EXERCISE: Once you have checked the records that follow, state how many of their lines hold "true", giving the number only.

INPUT RECORDS:
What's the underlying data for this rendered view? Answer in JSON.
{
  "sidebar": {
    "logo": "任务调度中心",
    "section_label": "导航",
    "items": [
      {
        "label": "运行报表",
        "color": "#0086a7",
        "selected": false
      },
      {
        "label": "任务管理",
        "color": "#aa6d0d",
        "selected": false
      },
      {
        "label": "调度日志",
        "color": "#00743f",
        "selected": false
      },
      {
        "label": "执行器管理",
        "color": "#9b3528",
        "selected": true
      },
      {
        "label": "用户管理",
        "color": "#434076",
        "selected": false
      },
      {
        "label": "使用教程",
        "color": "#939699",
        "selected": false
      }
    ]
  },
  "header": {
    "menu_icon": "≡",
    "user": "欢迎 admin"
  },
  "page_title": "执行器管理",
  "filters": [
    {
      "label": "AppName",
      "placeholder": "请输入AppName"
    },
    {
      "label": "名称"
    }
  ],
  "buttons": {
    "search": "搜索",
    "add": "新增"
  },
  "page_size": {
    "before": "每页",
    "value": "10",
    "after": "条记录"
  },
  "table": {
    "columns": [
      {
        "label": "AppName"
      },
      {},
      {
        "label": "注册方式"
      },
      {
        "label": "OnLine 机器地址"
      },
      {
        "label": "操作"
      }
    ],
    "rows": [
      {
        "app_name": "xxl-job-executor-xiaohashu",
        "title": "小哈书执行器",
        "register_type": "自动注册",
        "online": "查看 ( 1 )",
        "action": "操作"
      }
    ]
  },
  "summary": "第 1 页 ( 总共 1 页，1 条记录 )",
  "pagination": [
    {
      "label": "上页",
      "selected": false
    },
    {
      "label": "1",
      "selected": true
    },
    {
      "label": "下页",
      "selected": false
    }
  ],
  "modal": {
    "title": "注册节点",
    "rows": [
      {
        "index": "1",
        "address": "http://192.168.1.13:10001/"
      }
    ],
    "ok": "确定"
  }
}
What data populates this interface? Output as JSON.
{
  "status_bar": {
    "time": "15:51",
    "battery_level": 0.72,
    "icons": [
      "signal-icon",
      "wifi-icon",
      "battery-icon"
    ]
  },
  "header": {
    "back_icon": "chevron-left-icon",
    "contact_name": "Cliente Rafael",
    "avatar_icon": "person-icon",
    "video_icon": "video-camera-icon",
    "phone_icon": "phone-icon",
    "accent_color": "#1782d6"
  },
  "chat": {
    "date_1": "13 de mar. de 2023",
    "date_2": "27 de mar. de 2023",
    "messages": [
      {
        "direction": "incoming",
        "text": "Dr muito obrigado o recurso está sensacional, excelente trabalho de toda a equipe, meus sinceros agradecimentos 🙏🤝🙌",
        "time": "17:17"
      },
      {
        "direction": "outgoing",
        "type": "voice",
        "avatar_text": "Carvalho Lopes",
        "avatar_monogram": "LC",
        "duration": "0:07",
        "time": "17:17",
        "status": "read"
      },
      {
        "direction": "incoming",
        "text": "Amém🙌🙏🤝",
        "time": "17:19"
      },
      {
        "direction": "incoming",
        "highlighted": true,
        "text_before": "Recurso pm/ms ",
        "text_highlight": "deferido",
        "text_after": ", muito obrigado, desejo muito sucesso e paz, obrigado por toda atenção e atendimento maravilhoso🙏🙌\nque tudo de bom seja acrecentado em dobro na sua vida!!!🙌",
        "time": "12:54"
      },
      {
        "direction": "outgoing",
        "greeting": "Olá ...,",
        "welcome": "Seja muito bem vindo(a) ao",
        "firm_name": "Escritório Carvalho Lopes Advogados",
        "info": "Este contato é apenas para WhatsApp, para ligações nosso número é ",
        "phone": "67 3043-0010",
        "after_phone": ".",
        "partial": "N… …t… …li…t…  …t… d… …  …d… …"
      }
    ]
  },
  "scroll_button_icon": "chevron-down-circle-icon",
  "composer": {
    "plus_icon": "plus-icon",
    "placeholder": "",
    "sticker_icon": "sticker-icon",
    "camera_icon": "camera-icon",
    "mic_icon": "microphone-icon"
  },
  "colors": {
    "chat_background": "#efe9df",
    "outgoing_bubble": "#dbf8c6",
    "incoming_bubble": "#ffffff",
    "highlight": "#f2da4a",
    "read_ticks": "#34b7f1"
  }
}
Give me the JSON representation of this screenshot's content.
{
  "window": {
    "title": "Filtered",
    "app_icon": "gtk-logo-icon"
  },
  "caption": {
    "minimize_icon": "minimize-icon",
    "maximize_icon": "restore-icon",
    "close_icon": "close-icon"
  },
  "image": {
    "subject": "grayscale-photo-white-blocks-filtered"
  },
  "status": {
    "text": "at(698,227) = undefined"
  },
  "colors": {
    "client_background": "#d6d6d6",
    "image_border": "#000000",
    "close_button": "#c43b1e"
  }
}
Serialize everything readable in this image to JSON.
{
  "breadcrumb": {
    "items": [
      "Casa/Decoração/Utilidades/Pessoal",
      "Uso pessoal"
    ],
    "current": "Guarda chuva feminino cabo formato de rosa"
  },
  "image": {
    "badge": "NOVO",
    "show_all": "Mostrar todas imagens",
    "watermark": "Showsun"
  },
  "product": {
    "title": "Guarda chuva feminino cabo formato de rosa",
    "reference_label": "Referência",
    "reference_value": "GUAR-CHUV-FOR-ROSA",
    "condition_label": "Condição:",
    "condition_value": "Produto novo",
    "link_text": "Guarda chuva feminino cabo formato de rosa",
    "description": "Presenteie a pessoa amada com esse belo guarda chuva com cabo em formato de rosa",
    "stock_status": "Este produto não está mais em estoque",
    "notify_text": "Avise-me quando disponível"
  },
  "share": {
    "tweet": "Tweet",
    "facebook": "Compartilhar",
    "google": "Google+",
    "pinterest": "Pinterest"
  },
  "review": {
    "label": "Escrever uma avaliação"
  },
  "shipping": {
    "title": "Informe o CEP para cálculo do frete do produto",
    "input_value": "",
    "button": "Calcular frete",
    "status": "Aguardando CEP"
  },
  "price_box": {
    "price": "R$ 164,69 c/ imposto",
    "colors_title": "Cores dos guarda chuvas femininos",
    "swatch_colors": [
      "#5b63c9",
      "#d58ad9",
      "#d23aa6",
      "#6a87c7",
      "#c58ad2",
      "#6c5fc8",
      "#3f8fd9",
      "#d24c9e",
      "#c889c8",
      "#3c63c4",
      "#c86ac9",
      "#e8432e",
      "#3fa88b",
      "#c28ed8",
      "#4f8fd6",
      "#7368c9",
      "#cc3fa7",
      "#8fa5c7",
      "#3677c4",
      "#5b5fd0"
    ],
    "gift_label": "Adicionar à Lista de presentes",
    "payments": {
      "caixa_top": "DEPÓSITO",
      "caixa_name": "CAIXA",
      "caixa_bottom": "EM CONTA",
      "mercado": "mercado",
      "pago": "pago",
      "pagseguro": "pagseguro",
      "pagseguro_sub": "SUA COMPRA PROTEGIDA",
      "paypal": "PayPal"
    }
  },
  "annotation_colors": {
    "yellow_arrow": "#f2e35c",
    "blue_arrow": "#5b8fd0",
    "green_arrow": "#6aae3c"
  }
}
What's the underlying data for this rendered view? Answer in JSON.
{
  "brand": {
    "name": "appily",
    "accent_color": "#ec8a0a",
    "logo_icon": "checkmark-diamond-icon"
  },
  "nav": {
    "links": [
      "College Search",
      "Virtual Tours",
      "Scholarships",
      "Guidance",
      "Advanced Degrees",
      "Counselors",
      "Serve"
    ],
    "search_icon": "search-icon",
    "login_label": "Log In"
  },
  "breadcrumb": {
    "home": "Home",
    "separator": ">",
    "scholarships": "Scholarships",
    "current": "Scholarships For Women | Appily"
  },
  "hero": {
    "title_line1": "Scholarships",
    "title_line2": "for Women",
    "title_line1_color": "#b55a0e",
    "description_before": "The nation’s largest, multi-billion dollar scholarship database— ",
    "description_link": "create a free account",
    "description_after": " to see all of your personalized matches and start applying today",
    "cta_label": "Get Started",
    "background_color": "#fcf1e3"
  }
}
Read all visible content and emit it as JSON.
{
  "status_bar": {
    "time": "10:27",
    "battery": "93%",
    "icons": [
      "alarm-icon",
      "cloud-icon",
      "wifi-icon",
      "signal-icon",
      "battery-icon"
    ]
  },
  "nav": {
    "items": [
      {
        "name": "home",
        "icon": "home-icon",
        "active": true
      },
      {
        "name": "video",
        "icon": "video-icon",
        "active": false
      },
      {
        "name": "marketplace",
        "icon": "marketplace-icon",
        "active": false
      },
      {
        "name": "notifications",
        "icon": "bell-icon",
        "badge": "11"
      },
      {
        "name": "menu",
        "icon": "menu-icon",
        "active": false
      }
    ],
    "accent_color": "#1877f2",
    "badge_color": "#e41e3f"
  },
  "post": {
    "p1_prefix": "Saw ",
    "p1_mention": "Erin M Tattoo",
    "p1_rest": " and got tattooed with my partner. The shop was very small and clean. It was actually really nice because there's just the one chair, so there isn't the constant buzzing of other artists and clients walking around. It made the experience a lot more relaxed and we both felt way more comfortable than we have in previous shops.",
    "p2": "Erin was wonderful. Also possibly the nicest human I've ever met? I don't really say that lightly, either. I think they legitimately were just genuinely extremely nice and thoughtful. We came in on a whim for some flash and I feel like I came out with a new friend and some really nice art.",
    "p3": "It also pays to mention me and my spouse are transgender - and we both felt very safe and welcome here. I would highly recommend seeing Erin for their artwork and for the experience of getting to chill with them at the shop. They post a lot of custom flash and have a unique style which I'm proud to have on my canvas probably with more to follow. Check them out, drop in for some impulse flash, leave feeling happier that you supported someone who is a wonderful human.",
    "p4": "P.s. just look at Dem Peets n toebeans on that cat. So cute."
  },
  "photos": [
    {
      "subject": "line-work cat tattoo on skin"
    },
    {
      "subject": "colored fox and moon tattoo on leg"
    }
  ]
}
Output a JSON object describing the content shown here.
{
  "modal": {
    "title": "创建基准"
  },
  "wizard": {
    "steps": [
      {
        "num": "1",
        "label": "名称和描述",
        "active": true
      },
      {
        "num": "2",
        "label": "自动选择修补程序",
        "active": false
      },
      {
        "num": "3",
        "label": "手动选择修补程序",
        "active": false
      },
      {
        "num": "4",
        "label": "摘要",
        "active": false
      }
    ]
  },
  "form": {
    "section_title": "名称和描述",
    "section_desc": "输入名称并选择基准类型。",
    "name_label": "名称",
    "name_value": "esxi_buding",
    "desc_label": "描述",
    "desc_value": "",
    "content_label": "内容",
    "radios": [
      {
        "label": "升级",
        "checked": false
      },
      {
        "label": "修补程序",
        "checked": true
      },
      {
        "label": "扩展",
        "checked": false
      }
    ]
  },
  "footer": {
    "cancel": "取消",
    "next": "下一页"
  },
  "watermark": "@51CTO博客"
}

RESPONSE: 6